Knowledge of basic notions of: estimation theory (maximum likelihood estimation, a-posteriori estimation); neural-based model identification; stochastic processes (mean, autocovariance, spectral density, optimal prediction); identification of ARMAX models. Ability to solve identification and prediction problems ranging from model formulation to the use of computer tools (Matlab) for parameter estimation and model simulation.

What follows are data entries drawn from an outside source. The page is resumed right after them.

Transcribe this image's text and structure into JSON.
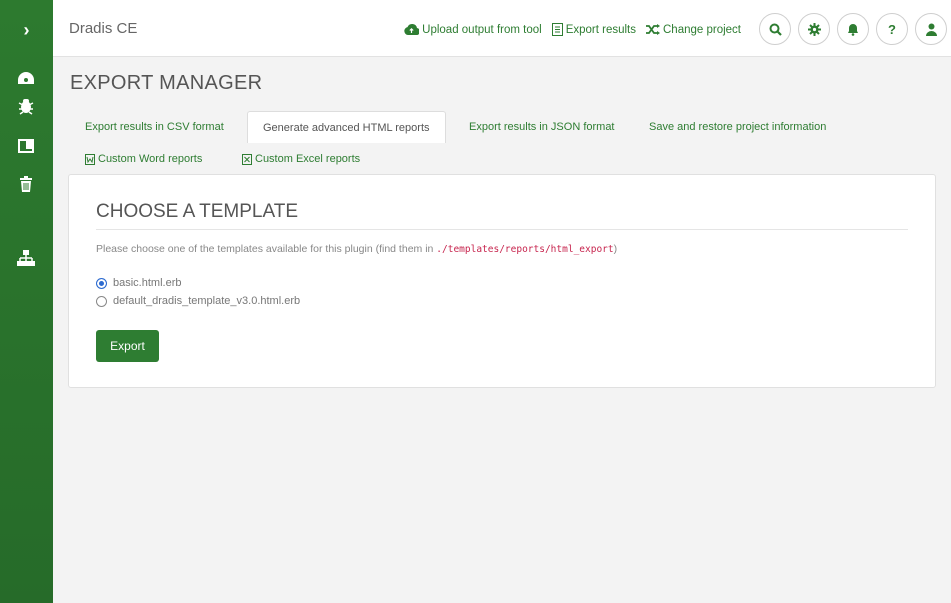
{
  "app": {
    "name": "Dradis CE"
  },
  "header": {
    "links": [
      {
        "label": "Upload output from tool",
        "icon": "cloud-upload-icon"
      },
      {
        "label": "Export results",
        "icon": "file-export-icon"
      },
      {
        "label": "Change project",
        "icon": "shuffle-icon"
      }
    ],
    "buttons": [
      "search-icon",
      "gear-icon",
      "bell-icon",
      "help-icon",
      "user-icon"
    ],
    "help_glyph": "?"
  },
  "sidebar": {
    "items": [
      "dashboard-icon",
      "bug-icon",
      "book-icon",
      "trash-icon",
      "sitemap-icon"
    ]
  },
  "page": {
    "title": "EXPORT MANAGER"
  },
  "tabs": [
    {
      "label": "Export results in CSV format"
    },
    {
      "label": "Generate advanced HTML reports"
    },
    {
      "label": "Export results in JSON format"
    },
    {
      "label": "Save and restore project information"
    },
    {
      "label": "Custom Word reports"
    },
    {
      "label": "Custom Excel reports"
    }
  ],
  "active_tab": "Generate advanced HTML reports",
  "panel": {
    "heading": "CHOOSE A TEMPLATE",
    "hint": "Please choose one of the templates available for this plugin (find them in",
    "hint_path": "./templates/reports/html_export",
    "hint_close": ")",
    "templates": [
      {
        "label": "basic.html.erb",
        "selected": true
      },
      {
        "label": "default_dradis_template_v3.0.html.erb",
        "selected": false
      }
    ],
    "export_label": "Export"
  },
  "colors": {
    "accent": "#2e7d32",
    "radio_selected": "#2d6bd0",
    "code": "#c7254e"
  }
}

System Identification deals with methodologies that enable the construction of mathematical models of systems and signals based on experimental data. In presence of complex systems whose behavior can be hardly reduced to known "laws of nature", the use of identification techniques is often the only way to obtain models to be used in the context of forecasting, simulation, and control. The methods presented in the course are widely used in heterogeneous fields such as automation, biomedical engineering, econometry, hydrology, geophysics and telecommunications. Some basic notions of probability, estimation theory and stochastic processes are recalled. The main properties (stability, input-output description in the time and frequenct domains) of linear discrete-time systems are introduced. In the context of parametric estimation, the issues of model validation and model complexity are extensively discussed. Neural based identification is also illustrated and discussed, pointing out pros and cons with respect to standard approaches. The study of dynamic systems addresses three main topics: the optimal prediction of stationary stochastic processes (Wiener filtering), the identification of linear discrete-time systems, and spectral estimation (both nonparametric and maximum-entropy).
Probability: basic notions
independence, conditional probability, total probability and Bayes theorems;
Bernoulli trials, Poisson events;
the notion of random variable (R.V.), cumulative distribution function, probability density function, functions on one R.V.;
mode, median, moments of a R.V.;
joint random variables: distribution, density, moments, independence, incorrelation, functions of random variables;
Law of Lrge Numbers, Gaussian R.V., Central Limit Theorem.
Statistics: basic notions
notion of estimator; properties of estimators;
sample moments and their main properties;
confidence interval for the sample mean, Student's t.
Identification of linear-in-parameter models:
the least squares method, normal equations, identifiability;
Best Linear Unbiased Estimator: estimator, variance of parameters;
validation and choice of complexity: chi-square test, F-test, FPE, AIC, and MDL criteria.
maximum likelihood estimation: properties and examples;
a-posteriori estimation, Bayes estimator;
cross-validation, model complexity and the bias-variance dilemma;
identification of nonlinear-in-parameter models.
Radial basis function neural networks;
Multi-layer perceptron networks;
generalization, overfitting, selection of network size.
Stochastic processes and optimal prediction:
mean, autocorrelation, autocovariance, independence, incorrelation;
white noise, random walk, MA, AR, and ARMA processes, Yule-Walker equations;
stationarity, power spectral density, nonparametric spectral estimatiom;
spectral factorization, optimal prediction.
Identification of dynamic systems:
classes of dynamic models: output error, ARX, ARMAX;
prediction-error methods for system identification;
least-squares identification of ARX models: probabilistic analysis and persistent excitation.
Reccomended or required readings
Lecture notes (http://sisdin.unipv.it/labsisdin/teaching/teaching.php).
M. Bramanti. Calcolo delle probabilità e statistica. Esculapio.
A. Papoulis. Probability, Random Variables, and Stochastic Processes. McGraw-Hill.
L. Ljung. System Identification: Theory for the User. Prentice-Hall.